There are a complex series of factors that could impact the UK property market, which will only become clearer in time
The tragic situation unfolding in Ukraine will have widespread economic repercussions. The most immediate impact is likely to be increased inflationary pressures at a time when the cost-of-living squeeze is pushing up fuel and grocery bills. The financial pain that households are experiencing could get worse, increasing downwards pressure on house prices.
knightfrank.com writes that while it is a mathematical inevitability that inflation will start to fall later this year, the risk that it will spike higher in the short-term has risen sharply.
Will interest rates have to rise even more quickly to keep up?
Unlikely. The conflict may well heighten the risk-averse tendencies of central banks and the upwards trajectory for the Bank of England base rate may become shallower. The next meeting to decide what happens to rates is on 17 March.
What does that mean for mortgage rates?
Mortgage rates are currently playing a game of catch-up with the base rate and the clear signal from swap markets is that rates are going to rise. So lenders are likely to continue withdrawing their best products in the short-term.
Will there be any other impact?
In such a sentiment-driven market, some buyers and sellers may pause for reflection but any initial sense of disorientation is likely to be short-lived.
That depends on how long the conflict lasts, which itself hinges on the aims of Russia.
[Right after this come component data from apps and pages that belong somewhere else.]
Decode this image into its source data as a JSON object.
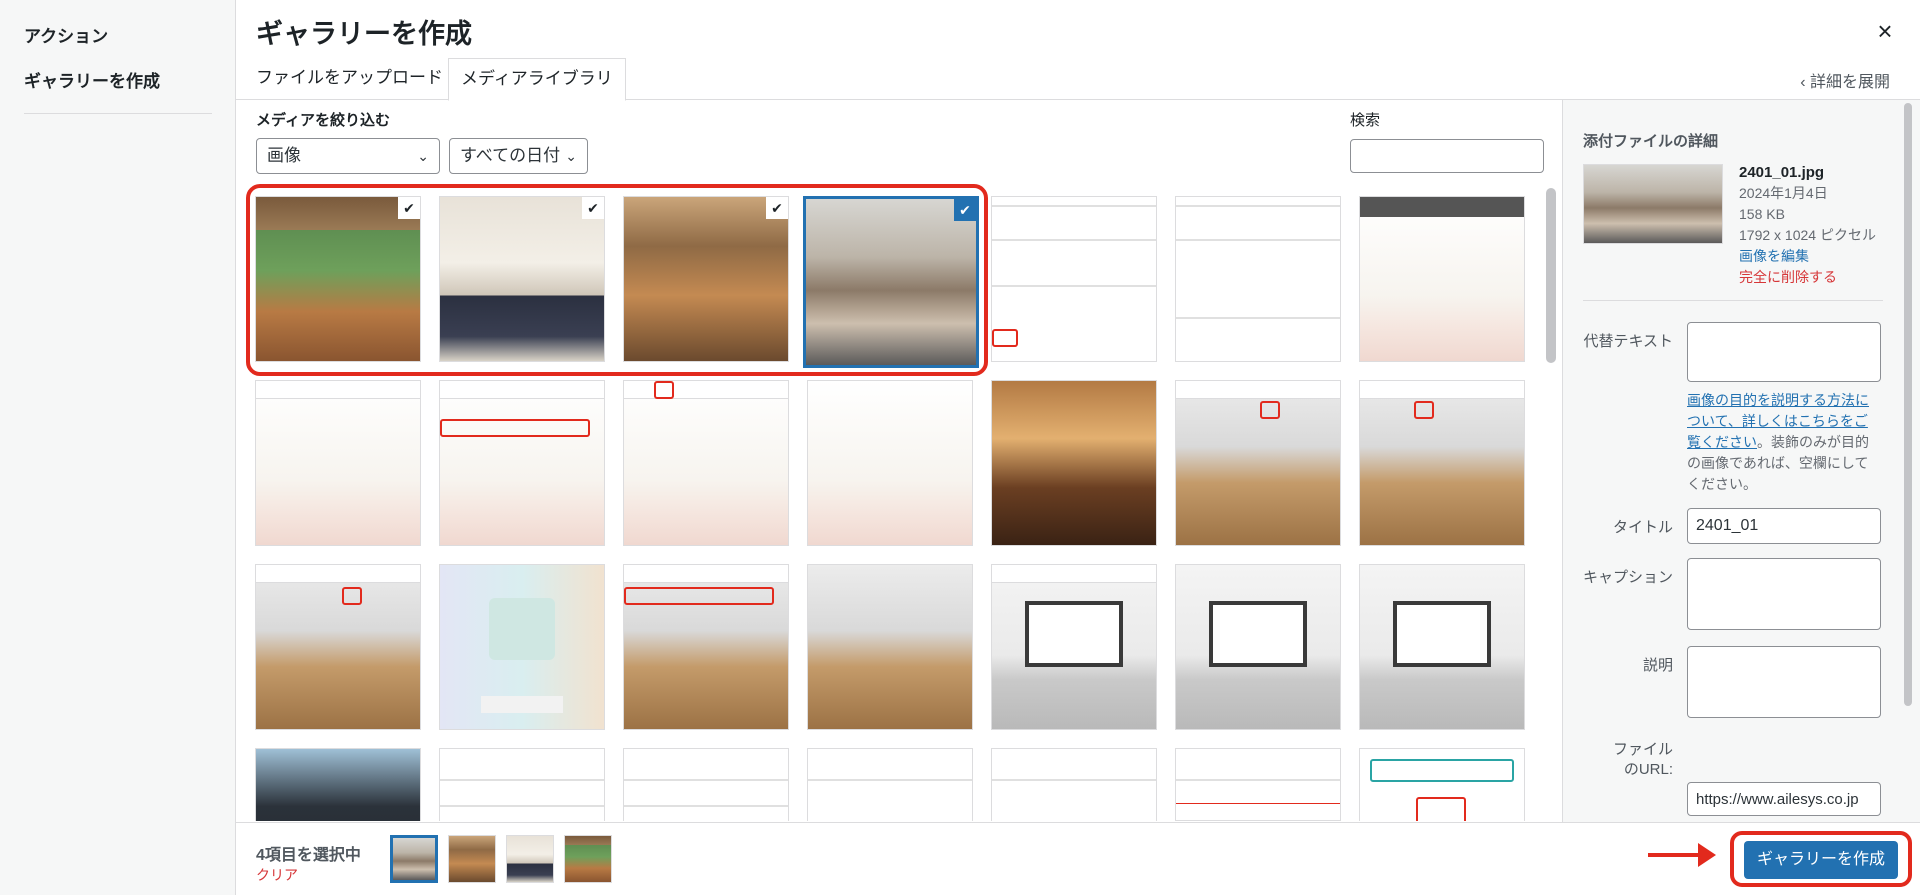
{
  "sidebar": {
    "section_title": "アクション",
    "items": [
      {
        "label": "ギャラリーを作成"
      }
    ]
  },
  "header": {
    "title": "ギャラリーを作成",
    "close_icon": "×",
    "tabs": [
      {
        "label": "ファイルをアップロード"
      },
      {
        "label": "メディアライブラリ"
      }
    ],
    "expand_label": "‹ 詳細を展開"
  },
  "filters": {
    "label": "メディアを絞り込む",
    "type_value": "画像",
    "date_value": "すべての日付",
    "search_label": "検索",
    "search_value": ""
  },
  "grid": {
    "selected_count": 4,
    "checkmark": "✔",
    "rows": 4,
    "cols": 7
  },
  "details": {
    "heading": "添付ファイルの詳細",
    "filename": "2401_01.jpg",
    "date": "2024年1月4日",
    "size": "158 KB",
    "dimensions": "1792 x 1024 ピクセル",
    "edit_label": "画像を編集",
    "delete_label": "完全に削除する",
    "alt_label": "代替テキスト",
    "alt_value": "",
    "help_link": "画像の目的を説明する方法について、詳しくはこちらをご覧ください",
    "help_rest": "。装飾のみが目的の画像であれば、空欄にしてください。",
    "title_label": "タイトル",
    "title_value": "2401_01",
    "caption_label": "キャプション",
    "caption_value": "",
    "description_label": "説明",
    "description_value": "",
    "url_label": "ファイルのURL:",
    "url_value": "https://www.ailesys.co.jp"
  },
  "footer": {
    "selected_label": "4項目を選択中",
    "clear_label": "クリア",
    "create_label": "ギャラリーを作成"
  },
  "colors": {
    "accent": "#2271b1",
    "annotation": "#e22a1d",
    "danger": "#d63638"
  }
}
Installing a new regime in Kyiv, occupying Ukraine’s eastern regions or obtaining a pledge on NATO membership all imply different time scales and risks. More significant will be how contained the conflict remains and the size of the escalation risk.
How will this affect central London’s property market?
Greater transparency around the beneficial ownership of property is something that pre-dates the current conflict and rules are becoming tighter in many property markets around the world as governments seek more oversight of the growing cross-border flow of capital.
At the same time, the current conflict underlines London’s safe haven credentials. This is particularly true within Europe, with capital from the continent already targeting the UK residential market. From countries further away, the conflict may cause some hesitation around Europe as a whole depending on how long it lasts.